A serious safety issue is sending up red flags in West Virginia.
It took nearly a mile of fire hose to put out a house fire Monday in Barboursville.
The issue wasn't the fire itself, but finding a hydrant while using an outdated mapping system. The homeowner and her five pets made it safely, with some help from firefighters, but it begs the question -- why go the extra mile?
Shouldn't your fire department know where the hydrants are located? Sometimes they don't. The answer could be GPS mapping of hydrants.
That's what West Virginia American Water is trying to do right now across the state.
In the case of Monday's fire in Barboursville, an inaccurate map book led to a long line of fire hose. The fire department wasn't aware there was a closer hydrant.
"We connected to the fire hydrant we knew," said Lieutenant Andrew Frazier of the Barboursville Volunteer Fire Department. "Yes, it's a longer lay.
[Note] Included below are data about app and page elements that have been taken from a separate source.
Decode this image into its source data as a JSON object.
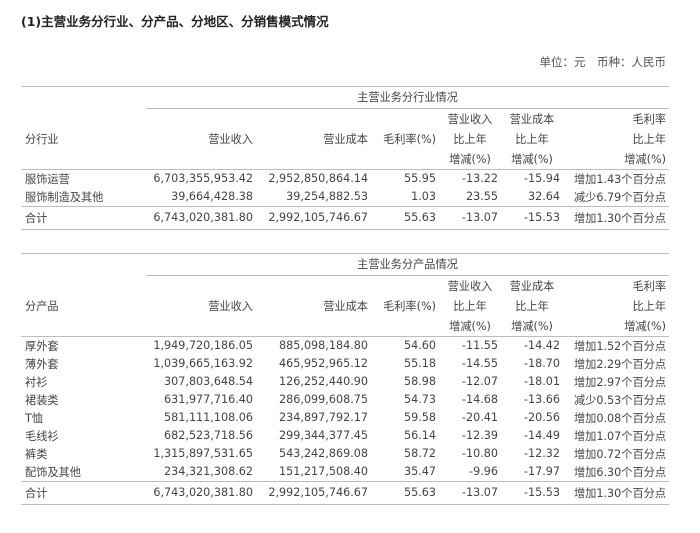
{
  "heading": "(1)主营业务分行业、分产品、分地区、分销售模式情况",
  "unit": "单位：元　币种：人民币",
  "headers": {
    "rev": "营业收入",
    "cost": "营业成本",
    "margin": "毛利率(%)",
    "rev_chg_1": "营业收入",
    "rev_chg_2": "比上年",
    "rev_chg_3": "增减(%)",
    "cost_chg_1": "营业成本",
    "cost_chg_2": "比上年",
    "cost_chg_3": "增减(%)",
    "margin_chg_1": "毛利率",
    "margin_chg_2": "比上年",
    "margin_chg_3": "增减(%)"
  },
  "industry": {
    "band": "主营业务分行业情况",
    "label": "分行业",
    "rows": [
      {
        "name": "服饰运营",
        "rev": "6,703,355,953.42",
        "cost": "2,952,850,864.14",
        "margin": "55.95",
        "rev_chg": "-13.22",
        "cost_chg": "-15.94",
        "margin_chg": "增加1.43个百分点"
      },
      {
        "name": "服饰制造及其他",
        "rev": "39,664,428.38",
        "cost": "39,254,882.53",
        "margin": "1.03",
        "rev_chg": "23.55",
        "cost_chg": "32.64",
        "margin_chg": "减少6.79个百分点"
      }
    ],
    "total": {
      "name": "合计",
      "rev": "6,743,020,381.80",
      "cost": "2,992,105,746.67",
      "margin": "55.63",
      "rev_chg": "-13.07",
      "cost_chg": "-15.53",
      "margin_chg": "增加1.30个百分点"
    }
  },
  "product": {
    "band": "主营业务分产品情况",
    "label": "分产品",
    "rows": [
      {
        "name": "厚外套",
        "rev": "1,949,720,186.05",
        "cost": "885,098,184.80",
        "margin": "54.60",
        "rev_chg": "-11.55",
        "cost_chg": "-14.42",
        "margin_chg": "增加1.52个百分点"
      },
      {
        "name": "薄外套",
        "rev": "1,039,665,163.92",
        "cost": "465,952,965.12",
        "margin": "55.18",
        "rev_chg": "-14.55",
        "cost_chg": "-18.70",
        "margin_chg": "增加2.29个百分点"
      },
      {
        "name": "衬衫",
        "rev": "307,803,648.54",
        "cost": "126,252,440.90",
        "margin": "58.98",
        "rev_chg": "-12.07",
        "cost_chg": "-18.01",
        "margin_chg": "增加2.97个百分点"
      },
      {
        "name": "裙装类",
        "rev": "631,977,716.40",
        "cost": "286,099,608.75",
        "margin": "54.73",
        "rev_chg": "-14.68",
        "cost_chg": "-13.66",
        "margin_chg": "减少0.53个百分点"
      },
      {
        "name": "T恤",
        "rev": "581,111,108.06",
        "cost": "234,897,792.17",
        "margin": "59.58",
        "rev_chg": "-20.41",
        "cost_chg": "-20.56",
        "margin_chg": "增加0.08个百分点"
      },
      {
        "name": "毛线衫",
        "rev": "682,523,718.56",
        "cost": "299,344,377.45",
        "margin": "56.14",
        "rev_chg": "-12.39",
        "cost_chg": "-14.49",
        "margin_chg": "增加1.07个百分点"
      },
      {
        "name": "裤类",
        "rev": "1,315,897,531.65",
        "cost": "543,242,869.08",
        "margin": "58.72",
        "rev_chg": "-10.80",
        "cost_chg": "-12.32",
        "margin_chg": "增加0.72个百分点"
      },
      {
        "name": "配饰及其他",
        "rev": "234,321,308.62",
        "cost": "151,217,508.40",
        "margin": "35.47",
        "rev_chg": "-9.96",
        "cost_chg": "-17.97",
        "margin_chg": "增加6.30个百分点"
      }
    ],
    "total": {
      "name": "合计",
      "rev": "6,743,020,381.80",
      "cost": "2,992,105,746.67",
      "margin": "55.63",
      "rev_chg": "-13.07",
      "cost_chg": "-15.53",
      "margin_chg": "增加1.30个百分点"
    }
  }
}
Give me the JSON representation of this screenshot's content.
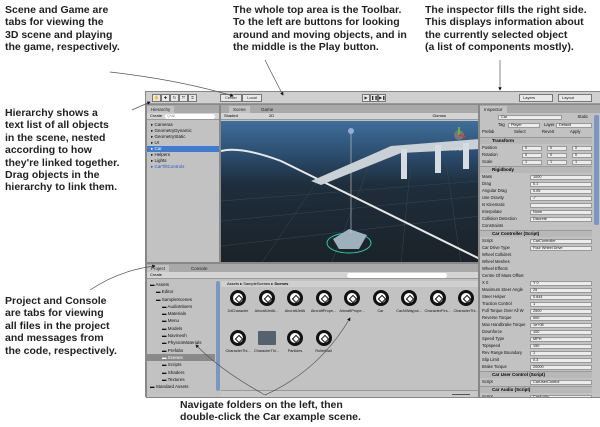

But we wanted to connect to the hydrant we knew was definitely there."
What happened in Barboursville could easily be repeated anywhere in the country.